fresh starter usually requires 24 to 48 hours of proofing before any hooch appears. Hooch appearing after being refrigerated is another story
- The most confusing of starters, new starters go through stages not usually seen in well established fresh starters. This one fact, is left out of all books which entertain the topic of sourdough, yet it is the most important thing a sourdough neophyte should know. It's usually a confusing experience when the neophyte is comparing his starter and its condition to that of a well established starter. Hopefully this information will help transform your new starter into a fresh, well-established starter.

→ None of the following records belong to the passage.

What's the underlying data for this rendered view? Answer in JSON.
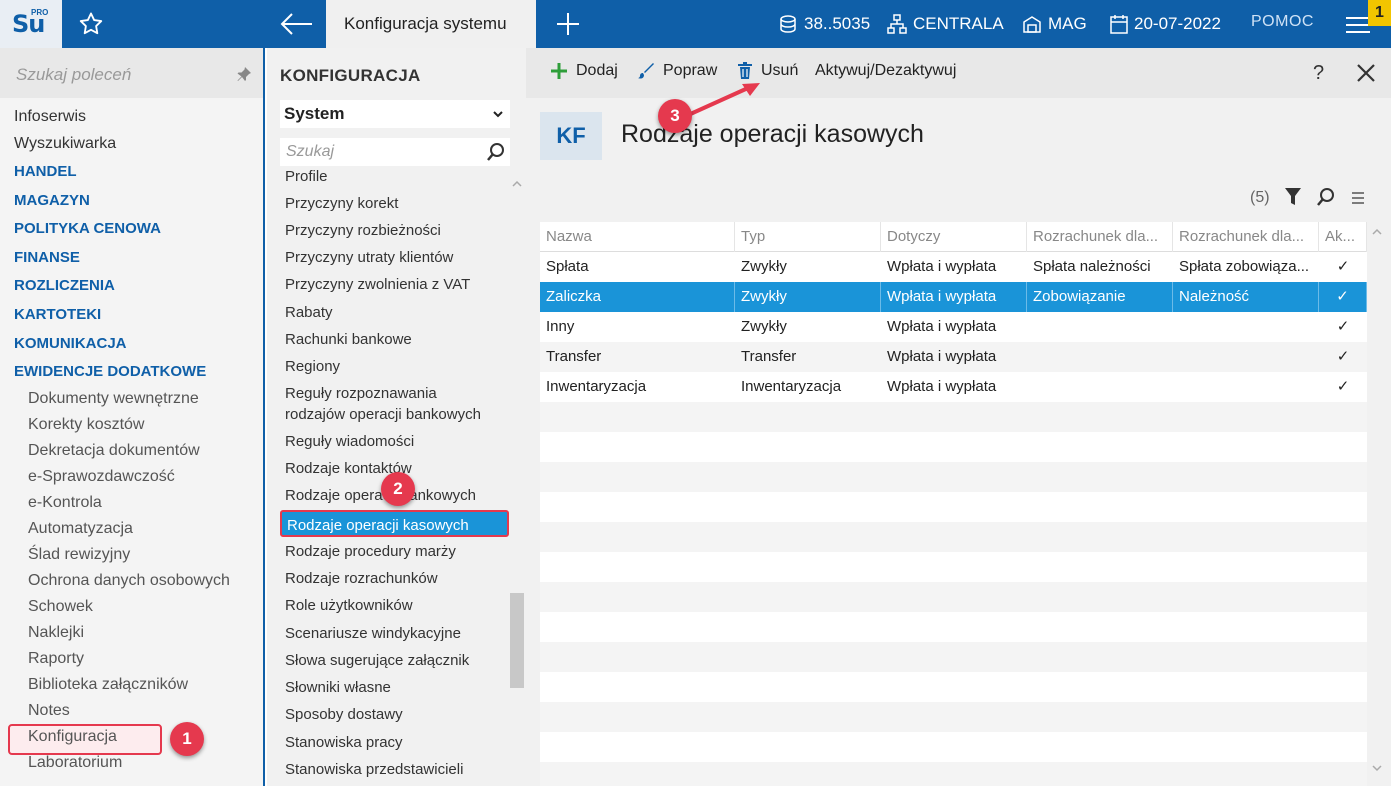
{
  "topbar": {
    "logo": "Su",
    "logo_sup": "PRO",
    "active_tab": "Konfiguracja systemu",
    "database": "38..5035",
    "branch": "CENTRALA",
    "warehouse": "MAG",
    "date": "20-07-2022",
    "help": "POMOC",
    "notifications": "1"
  },
  "left_nav": {
    "search_placeholder": "Szukaj poleceń",
    "items": [
      {
        "label": "Infoserwis",
        "kind": "plain"
      },
      {
        "label": "Wyszukiwarka",
        "kind": "plain"
      },
      {
        "label": "HANDEL",
        "kind": "section"
      },
      {
        "label": "MAGAZYN",
        "kind": "section"
      },
      {
        "label": "POLITYKA CENOWA",
        "kind": "section"
      },
      {
        "label": "FINANSE",
        "kind": "section"
      },
      {
        "label": "ROZLICZENIA",
        "kind": "section"
      },
      {
        "label": "KARTOTEKI",
        "kind": "section"
      },
      {
        "label": "KOMUNIKACJA",
        "kind": "section"
      },
      {
        "label": "EWIDENCJE DODATKOWE",
        "kind": "section"
      },
      {
        "label": "Dokumenty wewnętrzne",
        "kind": "sub"
      },
      {
        "label": "Korekty kosztów",
        "kind": "sub"
      },
      {
        "label": "Dekretacja dokumentów",
        "kind": "sub"
      },
      {
        "label": "e-Sprawozdawczość",
        "kind": "sub"
      },
      {
        "label": "e-Kontrola",
        "kind": "sub"
      },
      {
        "label": "Automatyzacja",
        "kind": "sub"
      },
      {
        "label": "Ślad rewizyjny",
        "kind": "sub"
      },
      {
        "label": "Ochrona danych osobowych",
        "kind": "sub"
      },
      {
        "label": "Schowek",
        "kind": "sub"
      },
      {
        "label": "Naklejki",
        "kind": "sub"
      },
      {
        "label": "Raporty",
        "kind": "sub"
      },
      {
        "label": "Biblioteka załączników",
        "kind": "sub"
      },
      {
        "label": "Notes",
        "kind": "sub"
      },
      {
        "label": "Konfiguracja",
        "kind": "sub"
      },
      {
        "label": "Laboratorium",
        "kind": "sub"
      }
    ]
  },
  "mid_panel": {
    "title": "KONFIGURACJA",
    "select_value": "System",
    "search_placeholder": "Szukaj",
    "items": [
      "Profile",
      "Przyczyny korekt",
      "Przyczyny rozbieżności",
      "Przyczyny utraty klientów",
      "Przyczyny zwolnienia z VAT",
      "Rabaty",
      "Rachunki bankowe",
      "Regiony",
      "Reguły rozpoznawania",
      "rodzajów operacji bankowych",
      "Reguły wiadomości",
      "Rodzaje kontaktów",
      "Rodzaje operacji bankowych",
      "Rodzaje operacji kasowych",
      "Rodzaje procedury marży",
      "Rodzaje rozrachunków",
      "Role użytkowników",
      "Scenariusze windykacyjne",
      "Słowa sugerujące załącznik",
      "Słowniki własne",
      "Sposoby dostawy",
      "Stanowiska pracy",
      "Stanowiska przedstawicieli"
    ]
  },
  "toolbar": {
    "add": "Dodaj",
    "edit": "Popraw",
    "delete": "Usuń",
    "toggle": "Aktywuj/Dezaktywuj",
    "help": "?"
  },
  "content": {
    "badge": "KF",
    "title": "Rodzaje operacji kasowych",
    "count": "(5)"
  },
  "grid": {
    "columns": [
      "Nazwa",
      "Typ",
      "Dotyczy",
      "Rozrachunek dla...",
      "Rozrachunek dla...",
      "Ak..."
    ],
    "rows": [
      [
        "Spłata",
        "Zwykły",
        "Wpłata i wypłata",
        "Spłata należności",
        "Spłata zobowiąza...",
        "✓"
      ],
      [
        "Zaliczka",
        "Zwykły",
        "Wpłata i wypłata",
        "Zobowiązanie",
        "Należność",
        "✓"
      ],
      [
        "Inny",
        "Zwykły",
        "Wpłata i wypłata",
        "",
        "",
        "✓"
      ],
      [
        "Transfer",
        "Transfer",
        "Wpłata i wypłata",
        "",
        "",
        "✓"
      ],
      [
        "Inwentaryzacja",
        "Inwentaryzacja",
        "Wpłata i wypłata",
        "",
        "",
        "✓"
      ]
    ],
    "selected_row": 1
  },
  "annotations": [
    "1",
    "2",
    "3"
  ],
  "colors": {
    "brand": "#0f5fa8",
    "selection": "#1a94d8",
    "annotation": "#e5394e",
    "badge": "#f2c500"
  }
}
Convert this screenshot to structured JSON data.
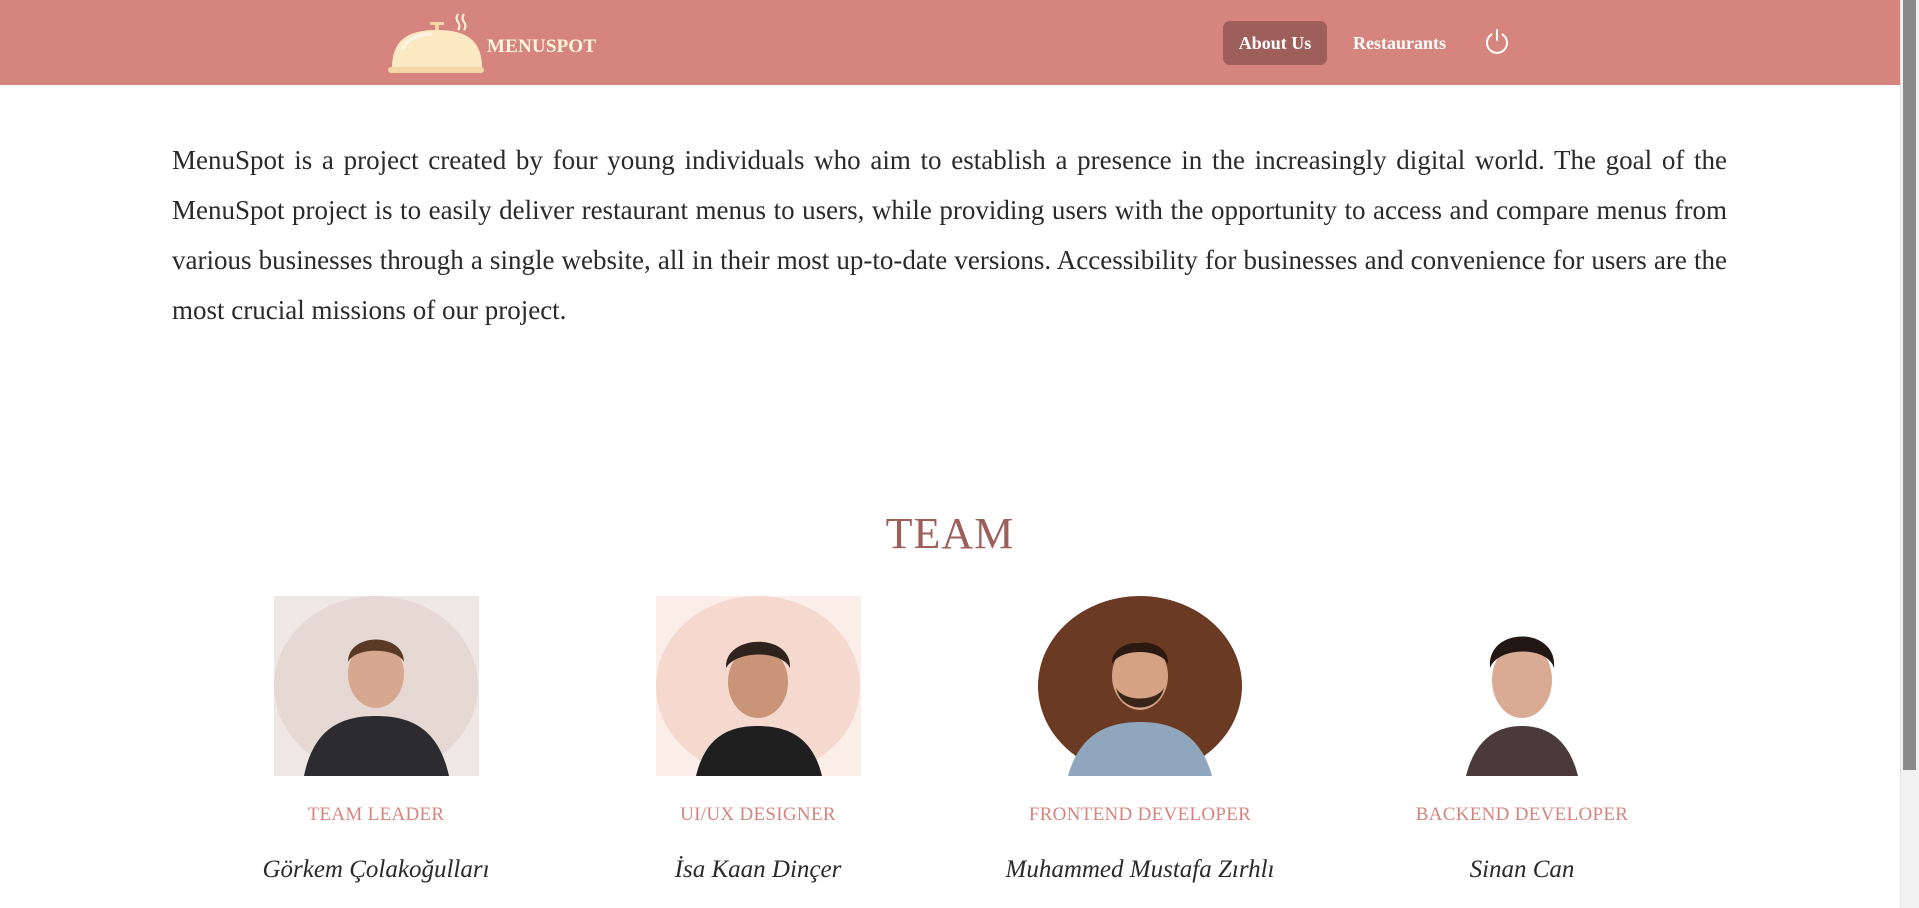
{
  "header": {
    "brand": "MENUSPOT",
    "nav": {
      "about": "About Us",
      "restaurants": "Restaurants"
    },
    "power_icon": "power-icon",
    "logo_icon": "cloche-icon",
    "colors": {
      "bar": "#d5857d",
      "active": "#9e5e59",
      "brand_text": "#fff6df"
    }
  },
  "intro": {
    "text": "MenuSpot is a project created by four young individuals who aim to establish a presence in the increasingly digital world. The goal of the MenuSpot project is to easily deliver restaurant menus to users, while providing users with the opportunity to access and compare menus from various businesses through a single website, all in their most up-to-date versions. Accessibility for businesses and convenience for users are the most crucial missions of our project."
  },
  "team": {
    "title": "TEAM",
    "members": [
      {
        "role": "TEAM LEADER",
        "name": "Görkem Çolakoğulları"
      },
      {
        "role": "UI/UX DESIGNER",
        "name": "İsa Kaan Dinçer"
      },
      {
        "role": "FRONTEND DEVELOPER",
        "name": "Muhammed Mustafa Zırhlı"
      },
      {
        "role": "BACKEND DEVELOPER",
        "name": "Sinan Can"
      }
    ]
  }
}
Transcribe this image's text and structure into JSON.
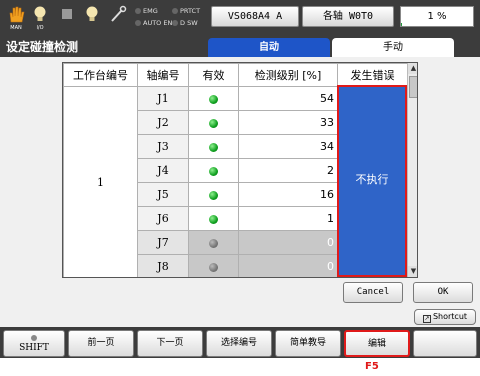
{
  "status_bar": {
    "mode_caption": "MAN",
    "io_caption": "I/O",
    "indicators": [
      {
        "label": "EMG"
      },
      {
        "label": "PRTCT"
      },
      {
        "label": "AUTO EN"
      },
      {
        "label": "D SW"
      }
    ],
    "program_label": "VS068A4 A",
    "axis_label": "各轴 W0T0",
    "speed_percent": "1 %",
    "speed_value": 1
  },
  "page_title": "设定碰撞检测",
  "tabs": [
    {
      "label": "自动",
      "active": true
    },
    {
      "label": "手动",
      "active": false
    }
  ],
  "table": {
    "headers": [
      "工作台编号",
      "轴编号",
      "有效",
      "检测级别 [%]",
      "发生错误"
    ],
    "station": "1",
    "error_value": "不执行",
    "rows": [
      {
        "axis": "J1",
        "valid": true,
        "level": "54"
      },
      {
        "axis": "J2",
        "valid": true,
        "level": "33"
      },
      {
        "axis": "J3",
        "valid": true,
        "level": "34"
      },
      {
        "axis": "J4",
        "valid": true,
        "level": "2"
      },
      {
        "axis": "J5",
        "valid": true,
        "level": "16"
      },
      {
        "axis": "J6",
        "valid": true,
        "level": "1"
      },
      {
        "axis": "J7",
        "valid": false,
        "level": "0"
      },
      {
        "axis": "J8",
        "valid": false,
        "level": "0"
      }
    ]
  },
  "buttons": {
    "cancel": "Cancel",
    "ok": "OK",
    "shortcut": "Shortcut"
  },
  "function_keys": [
    {
      "label": "SHIFT"
    },
    {
      "label": "前一页"
    },
    {
      "label": "下一页"
    },
    {
      "label": "选择编号"
    },
    {
      "label": "简单教导"
    },
    {
      "label": "编辑"
    },
    {
      "label": ""
    }
  ],
  "annotation": "F5",
  "colors": {
    "accent_blue": "#2f64c8",
    "tab_active": "#1e55c8",
    "highlight_red": "#e01a1a",
    "led_on": "#10a020",
    "led_off": "#777777",
    "bar_dark": "#3c3c3c"
  }
}
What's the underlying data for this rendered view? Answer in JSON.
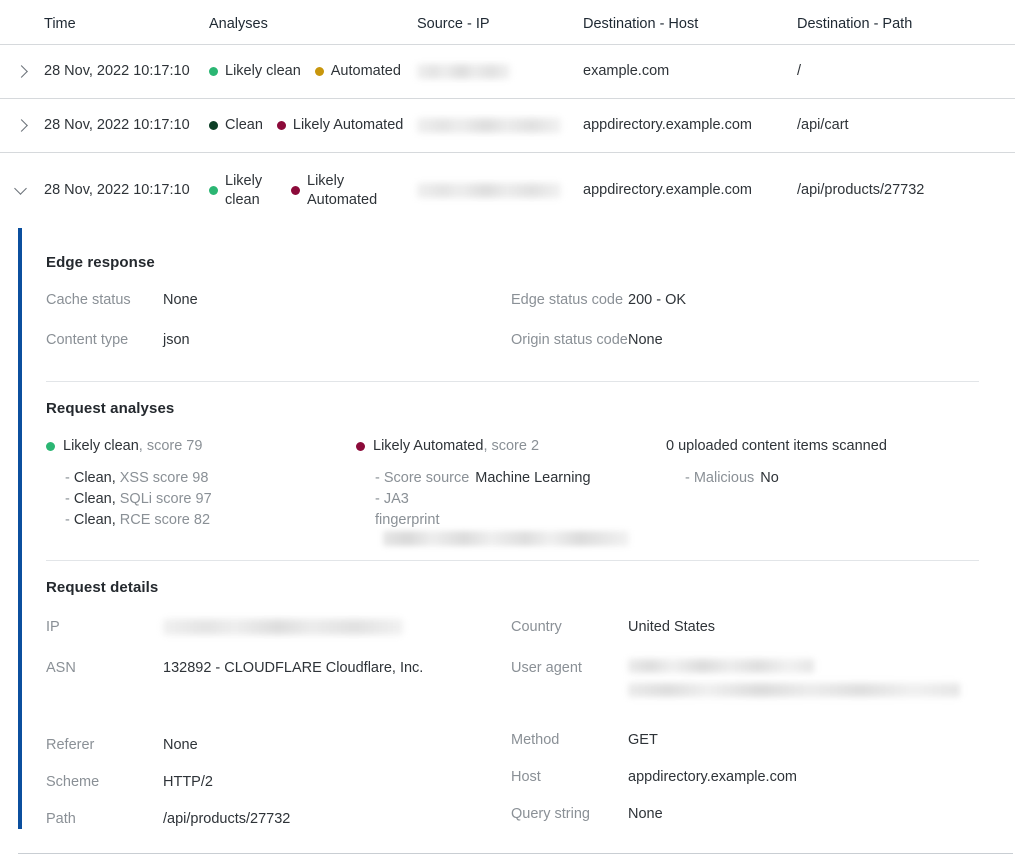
{
  "table": {
    "columns": [
      "Time",
      "Analyses",
      "Source - IP",
      "Destination - Host",
      "Destination - Path"
    ],
    "rows": [
      {
        "expanded": false,
        "chevron_icon": "chevron-right-icon",
        "time": "28 Nov, 2022 10:17:10",
        "analyses": [
          {
            "label": "Likely clean",
            "color": "#2bb673"
          },
          {
            "label": "Automated",
            "color": "#c8960c"
          }
        ],
        "source_ip_redacted": true,
        "destination_host": "example.com",
        "destination_path": "/"
      },
      {
        "expanded": false,
        "chevron_icon": "chevron-right-icon",
        "time": "28 Nov, 2022 10:17:10",
        "analyses": [
          {
            "label": "Clean",
            "color": "#0d3f26"
          },
          {
            "label": "Likely Automated",
            "color": "#8c0b3a"
          }
        ],
        "source_ip_redacted": true,
        "destination_host": "appdirectory.example.com",
        "destination_path": "/api/cart"
      },
      {
        "expanded": true,
        "chevron_icon": "chevron-down-icon",
        "time": "28 Nov, 2022 10:17:10",
        "analyses": [
          {
            "label": "Likely clean",
            "color": "#2bb673"
          },
          {
            "label": "Likely Automated",
            "color": "#8c0b3a"
          }
        ],
        "source_ip_redacted": true,
        "destination_host": "appdirectory.example.com",
        "destination_path": "/api/products/27732"
      }
    ]
  },
  "detail": {
    "accent_color": "#0b4f9e",
    "edge_response": {
      "title": "Edge response",
      "left": [
        {
          "key": "Cache status",
          "value": "None"
        },
        {
          "key": "Content type",
          "value": "json"
        }
      ],
      "right": [
        {
          "key": "Edge status code",
          "value": "200 - OK"
        },
        {
          "key": "Origin status code",
          "value": "None"
        }
      ]
    },
    "request_analyses": {
      "title": "Request analyses",
      "columns": [
        {
          "heading": "Likely clean",
          "heading_suffix": ", score 79",
          "dot_color": "#2bb673",
          "items": [
            {
              "strong": "Clean,",
              "muted": "XSS score 98"
            },
            {
              "strong": "Clean,",
              "muted": "SQLi score 97"
            },
            {
              "strong": "Clean,",
              "muted": "RCE score 82"
            }
          ]
        },
        {
          "heading": "Likely Automated",
          "heading_suffix": ", score 2",
          "dot_color": "#8c0b3a",
          "items": [
            {
              "muted": "Score source",
              "value": "Machine Learning"
            },
            {
              "muted": "JA3",
              "muted_cont": "fingerprint",
              "redacted": true
            }
          ]
        },
        {
          "heading": "0 uploaded content items scanned",
          "heading_suffix": "",
          "dot_color": null,
          "items": [
            {
              "muted": "Malicious",
              "value": "No"
            }
          ]
        }
      ]
    },
    "request_details": {
      "title": "Request details",
      "left": [
        {
          "key": "IP",
          "value": "",
          "redacted": true
        },
        {
          "key": "ASN",
          "value": "132892 - CLOUDFLARE Cloudflare, Inc."
        },
        {
          "key": "Referer",
          "value": "None"
        },
        {
          "key": "Scheme",
          "value": "HTTP/2"
        },
        {
          "key": "Path",
          "value": "/api/products/27732"
        }
      ],
      "right": [
        {
          "key": "Country",
          "value": "United States"
        },
        {
          "key": "User agent",
          "value": "",
          "redacted": true
        },
        {
          "key": "Method",
          "value": "GET"
        },
        {
          "key": "Host",
          "value": "appdirectory.example.com"
        },
        {
          "key": "Query string",
          "value": "None"
        }
      ]
    }
  }
}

There are basically 2 ways to produce what I am calling a "new starter". The first is to revive a dried starter (containing dry spores of the microorganisms) into a liquid starter (containing living, reproducing microorganisms). The second is beginning a new starter from the microorganisms (yeast and lactobacilli) in the local atmosphere where you live. When in the situation of having a new starter on hand, it is important to realize that it usually takes time to transform the starter into a usable, vibrant, fresh starter (which is much more abuse resistant and stable). The process is quite often reiterative, often requiring more than a week or two and a bit of patience. It is also important to realize that it is best to NOT make any bread recipes with the starter until you are SURE that you have transformed it into the vibrant starter described. It is perfectly acceptable to use your "new starter" to make pancakes and waffles, or recipes which use a booster such as baking powder, i.e. most biscuit recipes, to help them out. If you have not, at this point in time, began your new starter (dried or from the air), instructions for doing so follow near the end of this text. I'm assuming that at this time that you have already attempted to start your new starter, but it is not yet a vibrant, fresh starter. Note that it is best to begin a new starter in a clear, glass bowl, so you can examine the amount of bubbles present in the starter below the surface. Also note that starters which are proofing should be prepared so that the consistency of the starter is not too liquidy or too thick. I like to call this the consistency of mud since it most resembles what sloppy mud looks like. This is typically a little thicker than normal pancake batter, but still liquidy enough so bubbles can pass through it with no problems. This thickness results in an optimum mixture of liquid (for mobility), food, and oxygen, which the little yeasties need togrow well. Ok, let's get started. Since new starters have a somewhat unique set of stages that they go through, the first thing to do is to determine exactly what 'new starter' stage your starter is in. Replenish your new starter using 1 cup of starter, 1 1/2 cups (or so) white all-purpose flour, and 1 cup of 85 degree tap water. Let it proof at exactly 85 degrees for exactly 12 hours, then use the following information to determine what stage your new starter is at.
The stages that new starters typically go through are (not necessarily in order):
A. Dead: No visible bubbles, and you believe you killed the starter, i.e. the starter has been subjected to temperatures in excess of 100 degrees Farenheit. If your new starter was exposed to these temperatures before the above-suggested 12 hour proof, it is probably still dead. Save this starter. It may be revivable!
B. Flat: No visible bubbles, but you believe you have done nothing that could have killed the yeast, i.e. the starter has not been subjected to temperatures in excess of 100 degrees Farenheit or so. Quite often, starter in this stage is quite sour. And equally as often, starter in this stage may be very mild. The starter may have lacto bacilli growing in it (sour smell) but yeast has not taken off yet, or nothing is growing in the flour/water mixture yet.
C. Barely Living: Visible bubbles exist, but the starter has no frothy layer of bubbles on the surface of the starter. Also, bubbles beneath the surface are not plentiful. It's likely that a layer of hooch formed on top of the starter, even though it was not proofed for more than 12 hours. Stirring the starter with a wooden spoon, then drawing the spoon out of the starter and examining the starter clinging to the spoon shows only a few bubbles in the starter. Note that one of the key symptoms of starter in this stage is the layer of hooch which mysteriously appears "early